“I thought,” he says, almost inaudibly. “I thought I might be imagining it.”
Bucky looks distraught. His fingers tighten on Steve’s thigh.
“We’re going to have to bring you in, James,” says Fury. “Till we can confirm your identity.”
He has faith in Romanov. She’ll find whatever evidence is needed to prove that this man is James Barnes and, if such evidence doesn’t exist, she’ll find it anyway.
They bring him in. Steve trails unhappily after him, his feet dragging on the snow-covered ground.
They remove his arm so Stark can tinker with it and ensure it’s not harbouring any additional kill-switches or warheads or surveillance equipment.
“I can’t believe that Cap actually was blowing off movie night for a regular booty-call.”
“I know. You think you know a repressed relic of the nineteen-forties and he turns out to be harbouring a fugitive.”
“Harbouring?
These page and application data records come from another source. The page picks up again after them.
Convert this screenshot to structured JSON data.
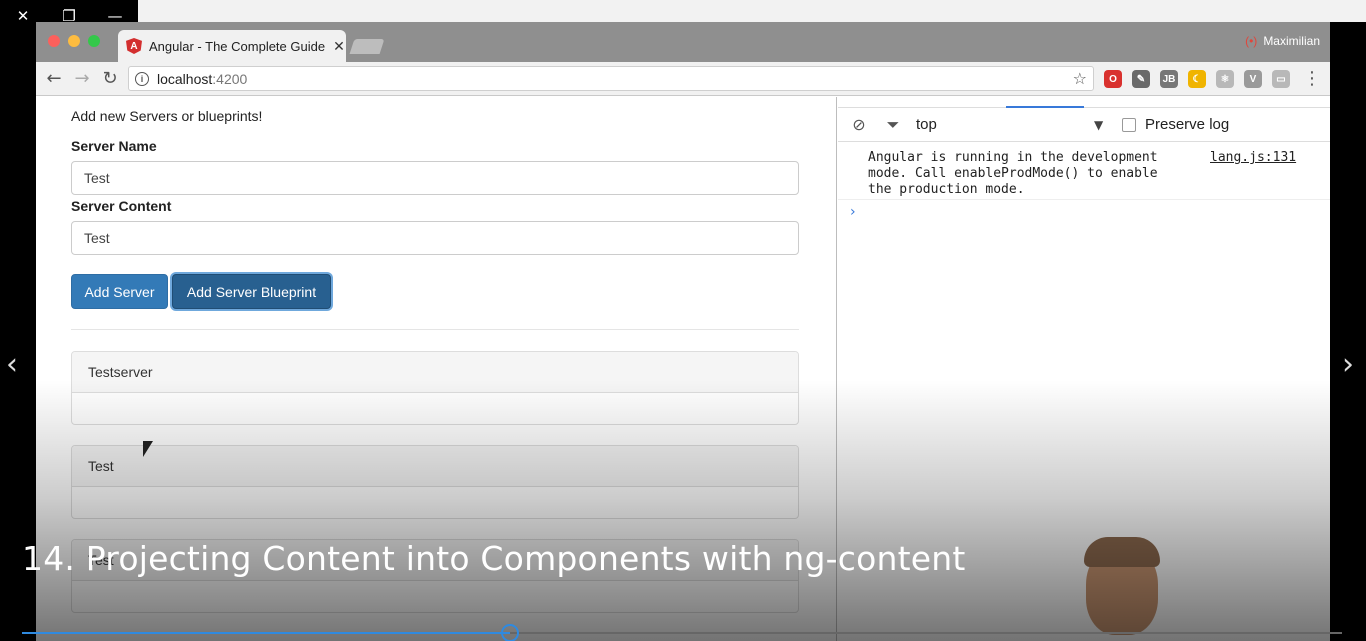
{
  "player": {
    "close_glyph": "✕",
    "restore_glyph": "❐",
    "minimize_glyph": "—",
    "prev_glyph": "‹",
    "next_glyph": "›",
    "caption": "14. Projecting Content into Components with ng-content",
    "progress_fraction": 0.37,
    "accent": "#2f8ae0"
  },
  "browser": {
    "tab_title": "Angular - The Complete Guide",
    "tab_logo_letter": "A",
    "tab_close": "✕",
    "profile_name": "Maximilian",
    "profile_icon": "(•)",
    "address": {
      "host": "localhost",
      "port": ":4200"
    },
    "info_icon": "i",
    "star_icon": "☆",
    "back_glyph": "←",
    "forward_glyph": "→",
    "reload_glyph": "↻",
    "menu_glyph": "⋮",
    "extensions": [
      {
        "name": "opera-icon",
        "label": "O",
        "color": "#d9312e"
      },
      {
        "name": "eyedropper-icon",
        "label": "✎",
        "color": "#6a6a6a"
      },
      {
        "name": "jb-icon",
        "label": "JB",
        "color": "#777777"
      },
      {
        "name": "moon-icon",
        "label": "☾",
        "color": "#f0b400"
      },
      {
        "name": "react-icon",
        "label": "⚛",
        "color": "#b8b8b8"
      },
      {
        "name": "vue-icon",
        "label": "V",
        "color": "#9a9a9a"
      },
      {
        "name": "cast-icon",
        "label": "▭",
        "color": "#b8b8b8"
      }
    ]
  },
  "app": {
    "intro": "Add new Servers or blueprints!",
    "server_name_label": "Server Name",
    "server_name_value": "Test",
    "server_content_label": "Server Content",
    "server_content_value": "Test",
    "add_server_label": "Add Server",
    "add_blueprint_label": "Add Server Blueprint",
    "panels": [
      {
        "title": "Testserver"
      },
      {
        "title": "Test"
      },
      {
        "title": "Test"
      }
    ]
  },
  "devtools": {
    "context": "top",
    "dropdown_glyph": "▼",
    "preserve_log_label": "Preserve log",
    "message": "Angular is running in the development mode. Call enableProdMode() to enable the production mode.",
    "message_source": "lang.js:131",
    "prompt_glyph": "›",
    "block_icon": "⊘",
    "filter_icon": "⏷"
  }
}
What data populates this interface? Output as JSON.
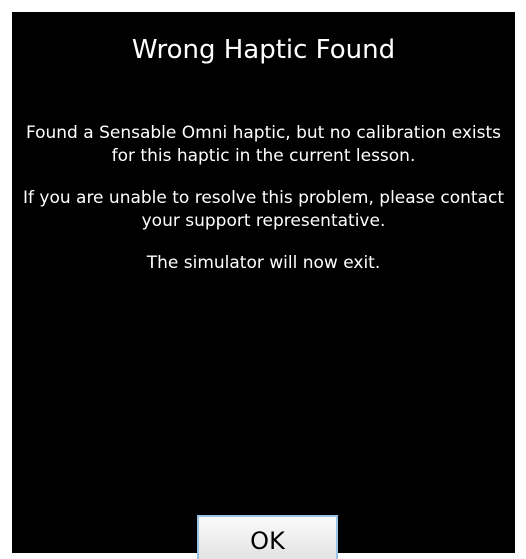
{
  "dialog": {
    "title": "Wrong Haptic Found",
    "message_lines": [
      "Found a Sensable Omni haptic, but no calibration exists for this haptic in the current lesson.",
      "If you are unable to resolve this problem, please contact your support representative.",
      "The simulator will now exit."
    ],
    "ok_label": "OK"
  },
  "colors": {
    "background": "#000000",
    "text": "#ffffff",
    "button_border": "#9bc3e6"
  }
}
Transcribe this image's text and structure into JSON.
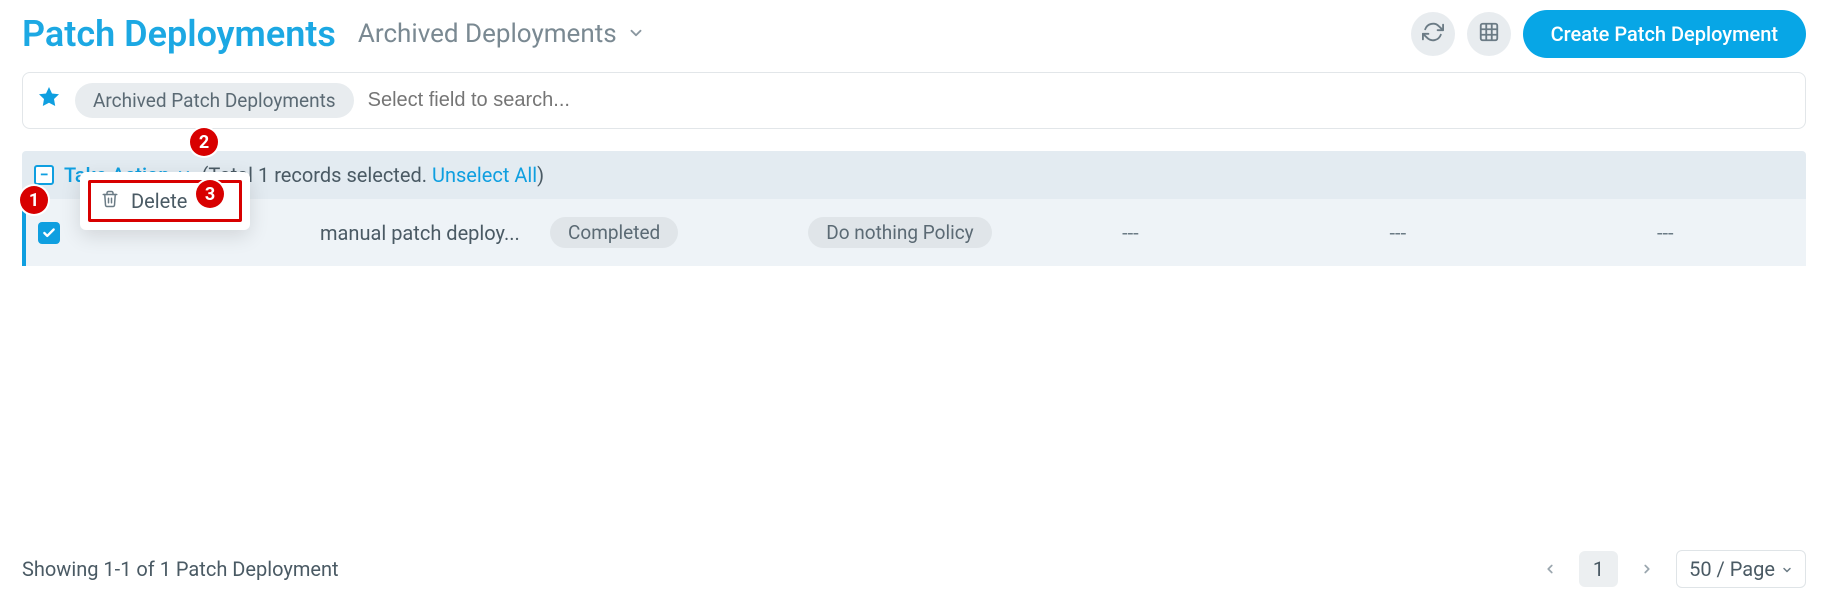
{
  "header": {
    "title": "Patch Deployments",
    "subtitle": "Archived Deployments",
    "create_btn": "Create Patch Deployment"
  },
  "search": {
    "chip": "Archived Patch Deployments",
    "placeholder": "Select field to search..."
  },
  "strip": {
    "take_action": "Take Action",
    "total_prefix": "(Total ",
    "total_count": "1",
    "total_mid": " records selected. ",
    "unselect": "Unselect All",
    "total_suffix": ")"
  },
  "dropdown": {
    "delete": "Delete"
  },
  "row": {
    "name": "manual patch deploy...",
    "status": "Completed",
    "policy": "Do nothing Policy",
    "c1": "---",
    "c2": "---",
    "c3": "---"
  },
  "callouts": {
    "n1": "1",
    "n2": "2",
    "n3": "3"
  },
  "footer": {
    "showing": "Showing 1-1 of 1 Patch Deployment",
    "page": "1",
    "pagesize": "50 / Page"
  }
}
Is that what the kids are calling it?”
Bucky gets a new arm.
It’s dark blue, and over the deltoid region, there’s a new insignia, in the form of wings like those on Captain America’s cowl.
The World Security Council are not amused.
Fury says they would be if they could see the Winter Soldier making snow angels on the roof of the Avengers Mansion with Clint Barton.
They don’t find that funny, either, but Fury doesn’t really give a fuck. He pours himself a glass of Scotch and raises it to the framed photograph of Agent Coulson that hangs on his office wall.
“Bucky Barnes,” he says. “Guess we’ve got the full set now, Phil.” He drains the glass. “I wish you could see it.”
They walk home, their hands unerringly finding each other.
“You’re not crazy, Steve.”
“I know, Buck. I know.” He laughs at Bucky’s sceptical expression. “I know now. I never said I was smart.”
“You’re the smartest idiot I know. Say, that Dr Banner’s a bright one-”
“What’s the play now, sir?”
“Continue surveillance, Hill.”
“What’s your feeling?”
“We don’t deal with feelings, Maria.”
“Yes, but - ”
“My feeling is that Steve Rogers is in safe hands.”
“That’s uncharacteristically optimistic of you, sir.”
“Don’t spread it around, Hill. The kids say I don’t have a heart.”
“I won’t disabuse them of the notion, I assure you.”
“So, James, has Steve told you about the Dodgers?”
“You wanna test how hard this hand can hit, Barton?”
“I love you.”
“I know, pal. You don’t haveta keep saying it like I’m gonna disappear.”